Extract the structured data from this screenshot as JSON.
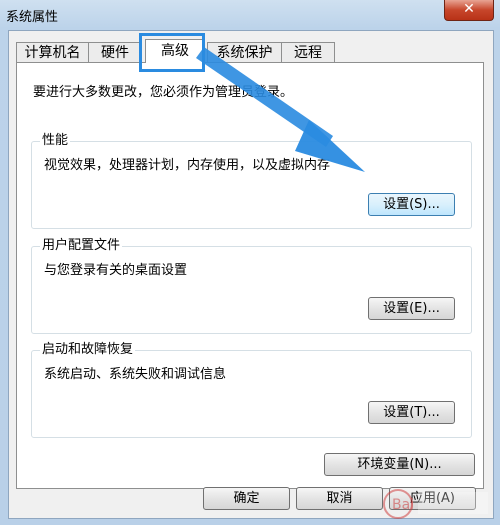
{
  "window": {
    "title": "系统属性",
    "close_glyph": "✕"
  },
  "tabs": [
    {
      "label": "计算机名"
    },
    {
      "label": "硬件"
    },
    {
      "label": "高级"
    },
    {
      "label": "系统保护"
    },
    {
      "label": "远程"
    }
  ],
  "active_tab": "高级",
  "intro": "要进行大多数更改，您必须作为管理员登录。",
  "groups": {
    "performance": {
      "title": "性能",
      "description": "视觉效果，处理器计划，内存使用，以及虚拟内存",
      "button": "设置(S)..."
    },
    "user_profiles": {
      "title": "用户配置文件",
      "description": "与您登录有关的桌面设置",
      "button": "设置(E)..."
    },
    "startup_recovery": {
      "title": "启动和故障恢复",
      "description": "系统启动、系统失败和调试信息",
      "button": "设置(T)..."
    }
  },
  "env_button": "环境变量(N)...",
  "footer": {
    "ok": "确定",
    "cancel": "取消",
    "apply": "应用(A)"
  },
  "colors": {
    "highlight": "#2a8be0",
    "arrow": "#2a8be0"
  }
}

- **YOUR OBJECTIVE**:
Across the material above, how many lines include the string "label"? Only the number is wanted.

- **TASK RESPONSE**:
5